TASK TO COMPLETE:
Output every entry exactly, from the first line to the last.
-- DATA PROVIDED follows --
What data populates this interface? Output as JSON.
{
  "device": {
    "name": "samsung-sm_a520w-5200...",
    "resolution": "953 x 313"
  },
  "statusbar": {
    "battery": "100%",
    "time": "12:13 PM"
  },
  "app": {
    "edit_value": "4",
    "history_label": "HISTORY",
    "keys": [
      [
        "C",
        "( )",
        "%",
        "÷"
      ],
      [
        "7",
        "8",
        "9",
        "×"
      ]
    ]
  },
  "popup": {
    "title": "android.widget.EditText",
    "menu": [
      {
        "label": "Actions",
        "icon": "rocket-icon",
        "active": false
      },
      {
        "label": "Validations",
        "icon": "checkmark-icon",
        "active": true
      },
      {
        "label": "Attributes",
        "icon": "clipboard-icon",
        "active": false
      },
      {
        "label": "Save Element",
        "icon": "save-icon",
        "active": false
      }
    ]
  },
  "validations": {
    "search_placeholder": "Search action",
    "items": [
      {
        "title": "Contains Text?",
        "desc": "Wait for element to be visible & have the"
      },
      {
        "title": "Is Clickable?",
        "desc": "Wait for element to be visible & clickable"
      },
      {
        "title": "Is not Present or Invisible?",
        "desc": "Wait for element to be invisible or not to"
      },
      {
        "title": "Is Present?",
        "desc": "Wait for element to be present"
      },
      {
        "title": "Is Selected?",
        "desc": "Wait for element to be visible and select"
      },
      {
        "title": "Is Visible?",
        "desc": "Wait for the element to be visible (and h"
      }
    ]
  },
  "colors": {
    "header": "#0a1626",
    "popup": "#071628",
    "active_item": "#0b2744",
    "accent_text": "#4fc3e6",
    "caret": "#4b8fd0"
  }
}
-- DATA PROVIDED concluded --
ANSWER SECTION:
What data populates this interface? Output as JSON.
{
  "device": {
    "name": "samsung-sm_a520w-5200...",
    "resolution": "953 x 313"
  },
  "statusbar": {
    "battery": "100%",
    "time": "12:13 PM"
  },
  "app": {
    "edit_value": "4",
    "history_label": "HISTORY",
    "keys": [
      [
        "C",
        "( )",
        "%",
        "÷"
      ],
      [
        "7",
        "8",
        "9",
        "×"
      ]
    ]
  },
  "popup": {
    "title": "android.widget.EditText",
    "menu": [
      {
        "label": "Actions",
        "icon": "rocket-icon",
        "active": false
      },
      {
        "label": "Validations",
        "icon": "checkmark-icon",
        "active": true
      },
      {
        "label": "Attributes",
        "icon": "clipboard-icon",
        "active": false
      },
      {
        "label": "Save Element",
        "icon": "save-icon",
        "active": false
      }
    ]
  },
  "validations": {
    "search_placeholder": "Search action",
    "items": [
      {
        "title": "Contains Text?",
        "desc": "Wait for element to be visible & have the"
      },
      {
        "title": "Is Clickable?",
        "desc": "Wait for element to be visible & clickable"
      },
      {
        "title": "Is not Present or Invisible?",
        "desc": "Wait for element to be invisible or not to"
      },
      {
        "title": "Is Present?",
        "desc": "Wait for element to be present"
      },
      {
        "title": "Is Selected?",
        "desc": "Wait for element to be visible and select"
      },
      {
        "title": "Is Visible?",
        "desc": "Wait for the element to be visible (and h"
      }
    ]
  },
  "colors": {
    "header": "#0a1626",
    "popup": "#071628",
    "active_item": "#0b2744",
    "accent_text": "#4fc3e6",
    "caret": "#4b8fd0"
  }
}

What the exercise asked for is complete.